Suppose Mayor Bass concentrates only on the most visible homeless such as those under freeway overpasses and in parks. Those encampments are highly visible as compared to those hidden in the brush along the freeways. While people make a fuss over Skid Row, in reality voters do not care about drunks and vagrants on Skid Row. That’s why most cities have a Skid Row. Mayor Bass needs to only worry about hiding the highly visible homeless. She’s lucky that former Councilmember Mitch O’Farrell evicted the homeless from Echo Park. If Echo Park reverts to a visible, crime infested Camp Feces, that will pose a political predicament.
Shelters Are a Non-Solution Born of Paternalism
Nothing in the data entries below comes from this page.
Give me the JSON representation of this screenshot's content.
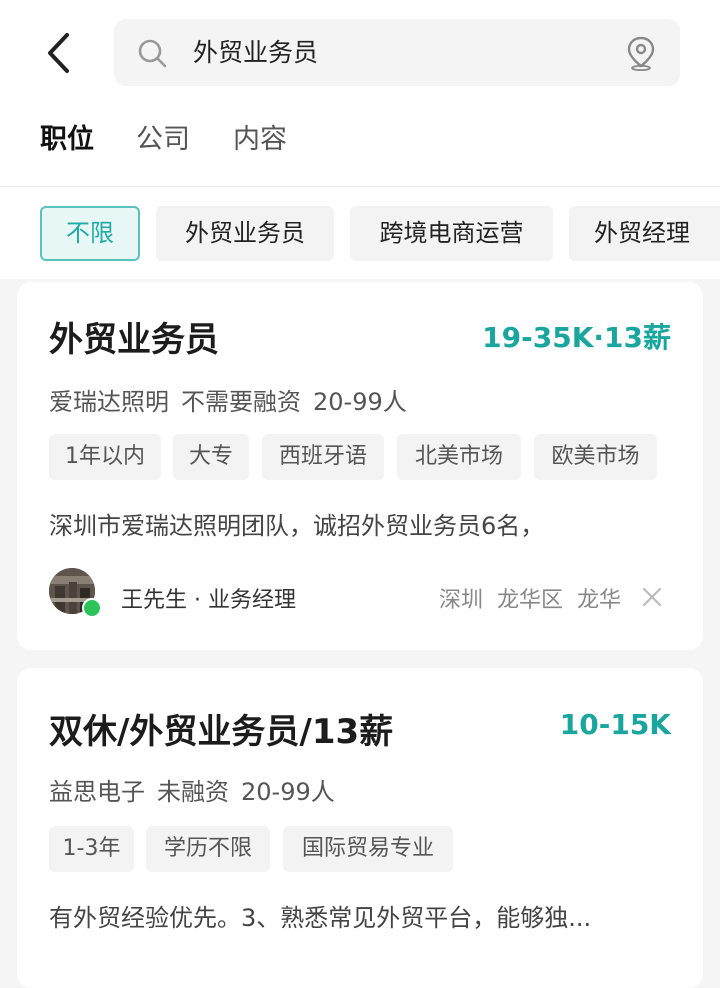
{
  "search": {
    "query": "外贸业务员"
  },
  "tabs": [
    {
      "label": "职位",
      "active": true
    },
    {
      "label": "公司",
      "active": false
    },
    {
      "label": "内容",
      "active": false
    }
  ],
  "filters": [
    {
      "label": "不限",
      "active": true
    },
    {
      "label": "外贸业务员",
      "active": false
    },
    {
      "label": "跨境电商运营",
      "active": false
    },
    {
      "label": "外贸经理",
      "active": false
    }
  ],
  "jobs": [
    {
      "title": "外贸业务员",
      "salary": "19-35K·13薪",
      "company": "爱瑞达照明",
      "funding": "不需要融资",
      "size": "20-99人",
      "tags": [
        "1年以内",
        "大专",
        "西班牙语",
        "北美市场",
        "欧美市场"
      ],
      "description": "深圳市爱瑞达照明团队，诚招外贸业务员6名，",
      "recruiter": "王先生 · 业务经理",
      "location": [
        "深圳",
        "龙华区",
        "龙华"
      ]
    },
    {
      "title": "双休/外贸业务员/13薪",
      "salary": "10-15K",
      "company": "益思电子",
      "funding": "未融资",
      "size": "20-99人",
      "tags": [
        "1-3年",
        "学历不限",
        "国际贸易专业"
      ],
      "description": "有外贸经验优先。3、熟悉常见外贸平台，能够独..."
    }
  ],
  "colors": {
    "accent": "#1aa59f",
    "online": "#2dc35a",
    "chip_active_bg": "#e6f7f6"
  },
  "icons": {
    "back": "chevron-left-icon",
    "search": "search-icon",
    "location": "location-pin-icon",
    "close": "close-icon"
  }
}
Because the Homeless are treated as things to be disposed of as cheaply as possible, shelters sound good to those who do not have to live in them. Shelters ,Tiny Homes and RoomKey have drawbacks. March 13, 2023, KCRW, Bass’s Signature Homelessness Program Faces Big Growing Pains, Hosted by Steve Chiotakis.
1) No Pets Allowed: The pet prohibition is deal-breaker for homeless who have pets, who maybe their closest friends. Assemblymember Carlos Villapudua introduced Assembly Bill 258 to require homeless shelters which receive state funds to accept pets.
2) Likelihood of Physical Attacks: A person is more likely to be assaulted in a shelter than on the street.
3) Most Shelter Can’t Accommodate The Disabled
4) Strict Drug & Alcohol Free Rules: If the parent uses drugs, then her children are also excluded.
5) Curfews: Curfews can be as early as 7:30 p.m. Others require the homeless to leave during the day.
6) Mental Health Problems: Many mentally ill people have disruptive personality disorders making life difficult for those around them.
7) Deficient Storage: When they go into a shelter, there is no room for their belongings. Even when the city says it will safeguard their stuff, the experience is that once they enter a shelter, their possessions disappear.
8) No Control over Their Lives: Other people make rules, but not necessarily to accommodate the needs of the homeless, but rather to satisfy those who run the shelter or their insurance companies.
Because of the city’s wanton destruction of tens of thousands of RSO units over the last 20 years, the percentage of the visible homeless with mental illness, a criminal record, or a serious drug - alcohol problem has significantly grown. Once evicted, they become persona non grata to landlords. Landlords have an express duty to other tenants to provide a safe environment. By renting to a disruptive, mentally ill criminal, the landlord breaches his duty to the other tenants, making the landlord financially liable.
And, When the Rains Stop?
Right now, Mayor Bass’s biggest ally is the horrible weather during which the homeless will stay sheltered. When these cold rains end, a lot of homeless will leave the shelters and other temporary abodes. Life in an encampment where people can come as go as they desire, have a dog, and have some say in how their community operates may be more desirable than being cooped up in a single room with a curfew and subject to being thrown out if one drinks too much.
When the good weather smiles upon us, Mayor Bass may find people leaving the shelters and more homeless remaining on the streets. Maybe, Hugo Soto-Martinez will get Echo Park Lake’s fence removed in time to welcome back the homeless.
(Richard Lee Abrams has been an attorney, a Realtor and community relations consultant as well as a CityWatch contributor. You may email him at [email protected]. The opinions expressed by Mr. Abrams are not necessarily those of CityWatchLA.com.)